■ Task item: The expected output is every entry below, exact in every character.

(Dataset content)

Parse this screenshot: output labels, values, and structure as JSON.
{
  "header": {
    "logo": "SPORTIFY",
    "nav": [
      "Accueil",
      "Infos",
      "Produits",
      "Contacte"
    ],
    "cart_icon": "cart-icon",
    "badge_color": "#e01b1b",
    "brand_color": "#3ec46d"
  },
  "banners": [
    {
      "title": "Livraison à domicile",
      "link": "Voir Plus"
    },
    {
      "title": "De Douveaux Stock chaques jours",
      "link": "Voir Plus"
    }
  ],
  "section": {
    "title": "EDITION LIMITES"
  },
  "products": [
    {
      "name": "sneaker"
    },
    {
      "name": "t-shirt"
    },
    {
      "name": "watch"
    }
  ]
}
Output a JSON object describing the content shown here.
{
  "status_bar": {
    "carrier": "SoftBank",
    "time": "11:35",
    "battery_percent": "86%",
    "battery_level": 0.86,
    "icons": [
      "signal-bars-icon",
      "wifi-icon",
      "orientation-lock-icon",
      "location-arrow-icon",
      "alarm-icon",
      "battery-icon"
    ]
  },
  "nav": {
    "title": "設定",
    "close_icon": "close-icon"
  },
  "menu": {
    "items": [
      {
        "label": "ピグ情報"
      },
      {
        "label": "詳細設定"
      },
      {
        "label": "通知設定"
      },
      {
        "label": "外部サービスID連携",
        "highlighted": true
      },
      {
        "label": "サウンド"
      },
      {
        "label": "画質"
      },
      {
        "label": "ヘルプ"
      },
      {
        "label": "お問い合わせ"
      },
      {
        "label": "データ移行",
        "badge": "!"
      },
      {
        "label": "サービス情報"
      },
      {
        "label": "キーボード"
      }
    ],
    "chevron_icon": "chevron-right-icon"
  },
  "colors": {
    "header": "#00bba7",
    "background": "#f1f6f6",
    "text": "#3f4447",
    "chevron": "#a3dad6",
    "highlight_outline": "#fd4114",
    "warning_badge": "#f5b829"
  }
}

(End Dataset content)

■ Reply:
Parse this screenshot: output labels, values, and structure as JSON.
{
  "header": {
    "logo": "SPORTIFY",
    "nav": [
      "Accueil",
      "Infos",
      "Produits",
      "Contacte"
    ],
    "cart_icon": "cart-icon",
    "badge_color": "#e01b1b",
    "brand_color": "#3ec46d"
  },
  "banners": [
    {
      "title": "Livraison à domicile",
      "link": "Voir Plus"
    },
    {
      "title": "De Douveaux Stock chaques jours",
      "link": "Voir Plus"
    }
  ],
  "section": {
    "title": "EDITION LIMITES"
  },
  "products": [
    {
      "name": "sneaker"
    },
    {
      "name": "t-shirt"
    },
    {
      "name": "watch"
    }
  ]
}
Output a JSON object describing the content shown here.
{
  "status_bar": {
    "carrier": "SoftBank",
    "time": "11:35",
    "battery_percent": "86%",
    "battery_level": 0.86,
    "icons": [
      "signal-bars-icon",
      "wifi-icon",
      "orientation-lock-icon",
      "location-arrow-icon",
      "alarm-icon",
      "battery-icon"
    ]
  },
  "nav": {
    "title": "設定",
    "close_icon": "close-icon"
  },
  "menu": {
    "items": [
      {
        "label": "ピグ情報"
      },
      {
        "label": "詳細設定"
      },
      {
        "label": "通知設定"
      },
      {
        "label": "外部サービスID連携",
        "highlighted": true
      },
      {
        "label": "サウンド"
      },
      {
        "label": "画質"
      },
      {
        "label": "ヘルプ"
      },
      {
        "label": "お問い合わせ"
      },
      {
        "label": "データ移行",
        "badge": "!"
      },
      {
        "label": "サービス情報"
      },
      {
        "label": "キーボード"
      }
    ],
    "chevron_icon": "chevron-right-icon"
  },
  "colors": {
    "header": "#00bba7",
    "background": "#f1f6f6",
    "text": "#3f4447",
    "chevron": "#a3dad6",
    "highlight_outline": "#fd4114",
    "warning_badge": "#f5b829"
  }
}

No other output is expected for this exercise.